Four years ago, Radcliffe Haughton walked into the Azana Salon & Spa outside Milwaukee and opened fire. Estranged from his wife Zina, Mr. Haughton was under a restraining order that prohibited him from owning a gun. That didn’t stop him from obtaining a firearm.
Mr. Haughton perused armslist.com and arranged to buy a .40 caliber GLOCK through a private sale. He used the gun to murder his wife and two other women while wounding four. In the aftermath, his wife’s family sued Armslist for wrongful death.
An attorney representing the victim’s family argued that Armslist was created to be a nonstop gun show where people barred by law from owning or buying a gun could easily find a firearm, no questions asked.
“Armslist knew the grave risk that it could arm killers like Radcliffe Haughton,” said Jonathan Lowy, an attorney with the Brady Campaign to Prevent Gun Violence, which is representing Zina Daniel Haughton’s family in the case.
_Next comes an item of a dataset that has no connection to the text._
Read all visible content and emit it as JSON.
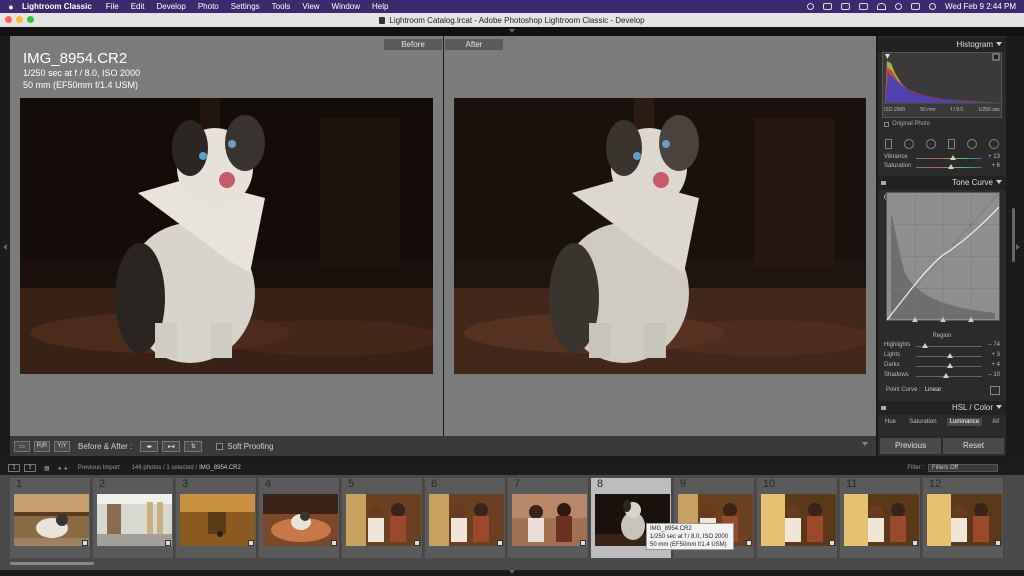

As you’d expect, that’s not how Armslist and their counselors read the law.
But an attorney for Armslist argued that Congress intended to protect websites from such lawsuits with language in the Communications Decency Act. Because Armslist did not create the gun-selling ad or participate in the transaction, the act gives the business immunity, he argued.
Yesterday, judge Yamahiro sided with Armslist:
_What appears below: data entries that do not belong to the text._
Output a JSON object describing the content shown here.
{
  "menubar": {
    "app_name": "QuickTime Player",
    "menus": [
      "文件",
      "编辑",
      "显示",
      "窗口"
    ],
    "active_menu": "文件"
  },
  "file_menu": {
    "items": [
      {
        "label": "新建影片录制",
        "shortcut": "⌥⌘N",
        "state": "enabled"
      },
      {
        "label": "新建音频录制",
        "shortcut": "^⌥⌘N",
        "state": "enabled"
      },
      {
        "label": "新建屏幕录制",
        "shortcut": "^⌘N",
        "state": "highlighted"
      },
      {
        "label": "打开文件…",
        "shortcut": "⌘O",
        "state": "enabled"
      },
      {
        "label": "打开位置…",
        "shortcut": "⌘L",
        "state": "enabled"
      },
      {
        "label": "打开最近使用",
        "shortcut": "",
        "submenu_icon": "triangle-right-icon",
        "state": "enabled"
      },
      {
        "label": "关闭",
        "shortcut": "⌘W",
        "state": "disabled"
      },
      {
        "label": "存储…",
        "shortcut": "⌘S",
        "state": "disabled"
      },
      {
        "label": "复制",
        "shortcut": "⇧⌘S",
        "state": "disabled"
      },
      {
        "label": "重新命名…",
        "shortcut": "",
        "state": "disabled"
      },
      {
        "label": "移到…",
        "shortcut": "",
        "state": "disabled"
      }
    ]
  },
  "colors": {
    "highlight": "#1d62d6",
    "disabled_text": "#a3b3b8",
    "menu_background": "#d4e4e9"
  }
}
Milwaukee County Circuit Judge Glenn Yamahiro ruled that the federal Communications Decency Actprotected Armslist against negligence and other claims brought in a lawsuit by the family of Zina Daniel Haughton.
Not that the Judge was happy about it.
Yamahiro agreed the law gives immunity to Armslist but said Armslist is deliberately operating in an online gun market that others have abandoned and he noted Congress’ “well-documented impotence to take reasonable action to police firearms which allow meaningful background checks.”
While the suit against Armslist has been dismissed, one against the actually seller, Devin Linn, still stands. This isn’t the first time a victim’s family has unsuccessfully sued Armslist.